The new Alliance of Reform and Building, a partnership between Sadr and Abadi’s blocs and augmented by dozens of other political groups, has declared itself as the biggest bloc to be registered in parliament, but the rival alliance between Iran leaning Amiri and former Iraqi Prime Minister Nouri al-Maliki still remains confident. Much can still change, especially, depending on the Kurdish vote.
Against a backdrop of Iranian and U.S. jockeying in Iraq, it is doubtful that either coalition can really prove triumphant faced with such a disparate and fractured landscape. For example, even if a Washington leaning bloc proves successful, Iranian influence in Iraq is not about to disappear overnight.

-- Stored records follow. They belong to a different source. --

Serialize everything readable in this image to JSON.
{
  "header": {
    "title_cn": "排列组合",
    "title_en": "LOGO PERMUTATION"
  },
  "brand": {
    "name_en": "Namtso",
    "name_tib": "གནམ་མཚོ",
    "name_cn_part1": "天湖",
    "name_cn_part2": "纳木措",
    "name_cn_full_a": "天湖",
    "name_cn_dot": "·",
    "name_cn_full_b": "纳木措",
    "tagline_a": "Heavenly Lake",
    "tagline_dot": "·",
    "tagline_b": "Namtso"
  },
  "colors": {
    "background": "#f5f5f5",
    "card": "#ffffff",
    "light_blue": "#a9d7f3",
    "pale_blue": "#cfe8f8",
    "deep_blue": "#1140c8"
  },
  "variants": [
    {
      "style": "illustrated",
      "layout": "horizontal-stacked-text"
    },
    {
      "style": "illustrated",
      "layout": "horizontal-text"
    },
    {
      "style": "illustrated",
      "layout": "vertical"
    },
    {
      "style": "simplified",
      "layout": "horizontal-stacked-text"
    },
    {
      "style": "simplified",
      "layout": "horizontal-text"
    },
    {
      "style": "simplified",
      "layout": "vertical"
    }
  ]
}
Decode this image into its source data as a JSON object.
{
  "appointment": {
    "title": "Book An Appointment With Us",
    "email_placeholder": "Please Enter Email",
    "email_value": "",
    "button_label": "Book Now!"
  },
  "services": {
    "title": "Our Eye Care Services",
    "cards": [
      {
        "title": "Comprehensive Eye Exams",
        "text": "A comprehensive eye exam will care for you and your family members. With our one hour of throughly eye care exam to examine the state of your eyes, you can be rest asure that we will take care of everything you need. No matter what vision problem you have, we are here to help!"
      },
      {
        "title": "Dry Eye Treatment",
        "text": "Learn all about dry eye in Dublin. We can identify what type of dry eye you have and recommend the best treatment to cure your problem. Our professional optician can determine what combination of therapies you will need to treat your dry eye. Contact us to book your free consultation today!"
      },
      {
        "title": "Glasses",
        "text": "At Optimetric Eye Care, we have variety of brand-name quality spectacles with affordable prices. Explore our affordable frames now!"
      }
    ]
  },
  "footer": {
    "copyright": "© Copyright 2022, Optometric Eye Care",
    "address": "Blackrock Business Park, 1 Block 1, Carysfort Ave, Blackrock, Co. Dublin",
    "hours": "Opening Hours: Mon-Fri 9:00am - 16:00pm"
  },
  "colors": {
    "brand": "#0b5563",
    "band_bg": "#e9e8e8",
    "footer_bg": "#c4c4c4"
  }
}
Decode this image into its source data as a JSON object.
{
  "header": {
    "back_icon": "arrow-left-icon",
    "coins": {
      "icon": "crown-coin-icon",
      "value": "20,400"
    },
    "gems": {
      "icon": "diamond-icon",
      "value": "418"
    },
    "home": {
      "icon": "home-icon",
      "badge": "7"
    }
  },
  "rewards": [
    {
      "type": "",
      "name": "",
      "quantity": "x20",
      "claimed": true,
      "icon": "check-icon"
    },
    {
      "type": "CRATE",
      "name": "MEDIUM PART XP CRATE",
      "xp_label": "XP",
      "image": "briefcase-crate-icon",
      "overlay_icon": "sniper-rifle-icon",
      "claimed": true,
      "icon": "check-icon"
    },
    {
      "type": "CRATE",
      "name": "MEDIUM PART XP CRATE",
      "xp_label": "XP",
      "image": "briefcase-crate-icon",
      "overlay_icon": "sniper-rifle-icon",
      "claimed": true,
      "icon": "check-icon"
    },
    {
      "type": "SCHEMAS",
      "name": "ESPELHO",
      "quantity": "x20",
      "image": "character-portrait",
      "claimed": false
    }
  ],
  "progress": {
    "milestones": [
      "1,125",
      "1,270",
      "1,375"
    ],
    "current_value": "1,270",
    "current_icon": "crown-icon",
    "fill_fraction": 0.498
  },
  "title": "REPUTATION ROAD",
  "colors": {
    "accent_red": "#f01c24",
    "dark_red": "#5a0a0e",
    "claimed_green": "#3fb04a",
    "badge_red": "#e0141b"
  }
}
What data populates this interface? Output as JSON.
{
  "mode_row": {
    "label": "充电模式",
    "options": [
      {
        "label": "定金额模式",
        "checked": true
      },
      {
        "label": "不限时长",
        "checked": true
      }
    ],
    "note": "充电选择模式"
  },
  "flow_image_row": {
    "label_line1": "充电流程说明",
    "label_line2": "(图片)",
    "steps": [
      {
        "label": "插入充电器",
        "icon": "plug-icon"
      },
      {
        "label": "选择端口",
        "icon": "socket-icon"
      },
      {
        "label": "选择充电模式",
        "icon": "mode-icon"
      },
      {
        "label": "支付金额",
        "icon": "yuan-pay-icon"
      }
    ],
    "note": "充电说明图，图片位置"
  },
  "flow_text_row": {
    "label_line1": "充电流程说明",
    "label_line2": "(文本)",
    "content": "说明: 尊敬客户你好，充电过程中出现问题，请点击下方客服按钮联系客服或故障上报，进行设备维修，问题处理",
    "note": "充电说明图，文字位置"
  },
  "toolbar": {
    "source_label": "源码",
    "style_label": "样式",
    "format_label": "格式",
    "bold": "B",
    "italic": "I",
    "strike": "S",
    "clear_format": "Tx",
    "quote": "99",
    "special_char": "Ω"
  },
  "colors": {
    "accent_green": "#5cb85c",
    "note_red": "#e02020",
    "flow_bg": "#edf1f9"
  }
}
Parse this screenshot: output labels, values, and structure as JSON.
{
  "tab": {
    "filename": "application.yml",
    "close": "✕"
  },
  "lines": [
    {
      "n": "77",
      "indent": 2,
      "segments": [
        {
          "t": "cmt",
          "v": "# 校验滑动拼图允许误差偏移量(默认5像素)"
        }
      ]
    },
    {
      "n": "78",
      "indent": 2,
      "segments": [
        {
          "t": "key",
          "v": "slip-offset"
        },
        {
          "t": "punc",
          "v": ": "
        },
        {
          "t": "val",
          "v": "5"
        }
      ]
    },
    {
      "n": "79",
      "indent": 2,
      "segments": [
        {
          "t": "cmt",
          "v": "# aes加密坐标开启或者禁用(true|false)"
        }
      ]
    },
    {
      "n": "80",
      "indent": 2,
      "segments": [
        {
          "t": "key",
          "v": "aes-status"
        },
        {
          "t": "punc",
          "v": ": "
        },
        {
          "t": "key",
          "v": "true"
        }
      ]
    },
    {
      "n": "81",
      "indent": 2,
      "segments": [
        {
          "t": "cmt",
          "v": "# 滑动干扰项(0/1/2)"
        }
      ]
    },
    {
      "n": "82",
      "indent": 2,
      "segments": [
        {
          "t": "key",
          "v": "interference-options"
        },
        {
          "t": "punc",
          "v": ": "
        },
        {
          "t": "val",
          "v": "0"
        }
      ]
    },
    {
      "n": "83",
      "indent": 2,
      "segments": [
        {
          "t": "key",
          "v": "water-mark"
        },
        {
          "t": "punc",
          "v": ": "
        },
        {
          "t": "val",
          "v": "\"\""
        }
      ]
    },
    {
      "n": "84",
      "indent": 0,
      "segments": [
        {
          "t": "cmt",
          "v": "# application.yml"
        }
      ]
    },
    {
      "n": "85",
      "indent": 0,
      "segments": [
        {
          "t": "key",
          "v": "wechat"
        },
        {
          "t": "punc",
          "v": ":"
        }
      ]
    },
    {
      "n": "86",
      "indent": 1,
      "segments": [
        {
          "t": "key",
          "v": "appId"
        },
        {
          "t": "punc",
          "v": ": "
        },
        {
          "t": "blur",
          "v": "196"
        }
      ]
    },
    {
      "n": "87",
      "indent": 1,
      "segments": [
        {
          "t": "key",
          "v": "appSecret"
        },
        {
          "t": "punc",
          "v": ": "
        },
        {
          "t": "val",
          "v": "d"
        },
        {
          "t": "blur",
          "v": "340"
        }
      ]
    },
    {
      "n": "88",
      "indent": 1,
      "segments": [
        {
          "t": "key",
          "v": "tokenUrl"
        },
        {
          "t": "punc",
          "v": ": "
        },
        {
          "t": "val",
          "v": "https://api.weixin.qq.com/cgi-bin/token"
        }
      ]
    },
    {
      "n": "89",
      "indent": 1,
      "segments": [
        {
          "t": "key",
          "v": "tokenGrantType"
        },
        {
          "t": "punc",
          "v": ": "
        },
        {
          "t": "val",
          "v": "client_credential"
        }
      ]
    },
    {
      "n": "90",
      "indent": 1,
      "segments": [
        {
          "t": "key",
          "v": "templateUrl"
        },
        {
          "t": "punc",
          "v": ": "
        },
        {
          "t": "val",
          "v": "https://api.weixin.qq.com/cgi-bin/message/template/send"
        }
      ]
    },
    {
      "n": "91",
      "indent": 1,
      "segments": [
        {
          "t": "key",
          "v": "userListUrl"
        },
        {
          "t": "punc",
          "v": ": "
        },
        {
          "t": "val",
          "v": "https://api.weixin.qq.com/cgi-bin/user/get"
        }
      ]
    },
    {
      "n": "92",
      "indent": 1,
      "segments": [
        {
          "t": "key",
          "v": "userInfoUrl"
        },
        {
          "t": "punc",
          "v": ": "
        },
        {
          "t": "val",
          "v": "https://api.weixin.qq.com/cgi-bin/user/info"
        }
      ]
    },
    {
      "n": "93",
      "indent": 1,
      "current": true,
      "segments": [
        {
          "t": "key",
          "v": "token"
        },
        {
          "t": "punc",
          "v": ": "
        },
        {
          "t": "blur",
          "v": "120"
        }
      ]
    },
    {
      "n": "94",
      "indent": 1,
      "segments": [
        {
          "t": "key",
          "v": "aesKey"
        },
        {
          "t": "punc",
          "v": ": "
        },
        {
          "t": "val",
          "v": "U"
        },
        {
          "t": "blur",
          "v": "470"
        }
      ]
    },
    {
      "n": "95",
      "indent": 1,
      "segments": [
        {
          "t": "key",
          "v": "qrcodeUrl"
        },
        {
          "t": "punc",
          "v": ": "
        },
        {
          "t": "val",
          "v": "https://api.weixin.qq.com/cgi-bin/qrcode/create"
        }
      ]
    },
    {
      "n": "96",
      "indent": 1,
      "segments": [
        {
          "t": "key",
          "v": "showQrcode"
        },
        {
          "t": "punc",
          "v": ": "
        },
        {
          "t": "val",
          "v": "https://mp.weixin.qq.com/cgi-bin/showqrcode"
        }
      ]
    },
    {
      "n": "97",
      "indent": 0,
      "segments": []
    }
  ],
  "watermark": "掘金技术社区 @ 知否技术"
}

While the likes of U.S. Secretary of State Mike Pompeo and other prominent U.S. figures have been involved in a diplomatic shuttle in the hope of diluting the Iranian hand in future government, Tehran has been busy with its own moves in Iraq to showcase to the U.S. that it remains, in spite of sanctions and efforts to curb its influence, an uncontested player in the region.
Pompeo recently emphasized their efforts to form a “moderate, nationalist” government that would serve all Iraqis and one that “includes all communities and serves all of the Iraqi people.”
The efforts of Pompeo in Iraq were firmly with Iran in mind as he denounced the role of Iran in the region while stressing labeling Iran the “largest state sponsor of terror.”
This Washington theme against Iran continued as U.S. President Donald Trump lashed out Iranian leaders in a speech at the United Nations General Assembly this week, accusing them of sowing “chaos, death and destruction,” and urged nations to isolate the Iranian regime.
As Iraqis hope for a breakthrough in government formation, the U.S.-Iranian rivalry in Iraq will only intensify. Tehran has the vital cards to cast instability and to especially undermine U.S. interests.
As the recent Basra protests showed, it’s easy to direct anger at Iran, or the U.S. for that matter, but it’s time for the Iraqi politicians to come to fore, take true responsibility and finally deliver.
There have been too many false dawns, broken promises, weak and corrupt governments, dogged by policies of sectarianism. Ultimately, the only side that loses is the general population.
As the protesters’ anger has shown, the public has become indifferent to government formation or political affiliations. These count for little when one is unemployed, has poor electricity supply, contaminated water and lacks other basic services.
The failure of Baghdad and the provinces to provide these basic services matters far more to Iraqis than sectarian or regional concerns.
The rise of Daesh and the destruction of Mosul and many other cities should serve as a wake-up call to Iraqi politicians. Iraq can ill afford to ignore these grave lessons once more.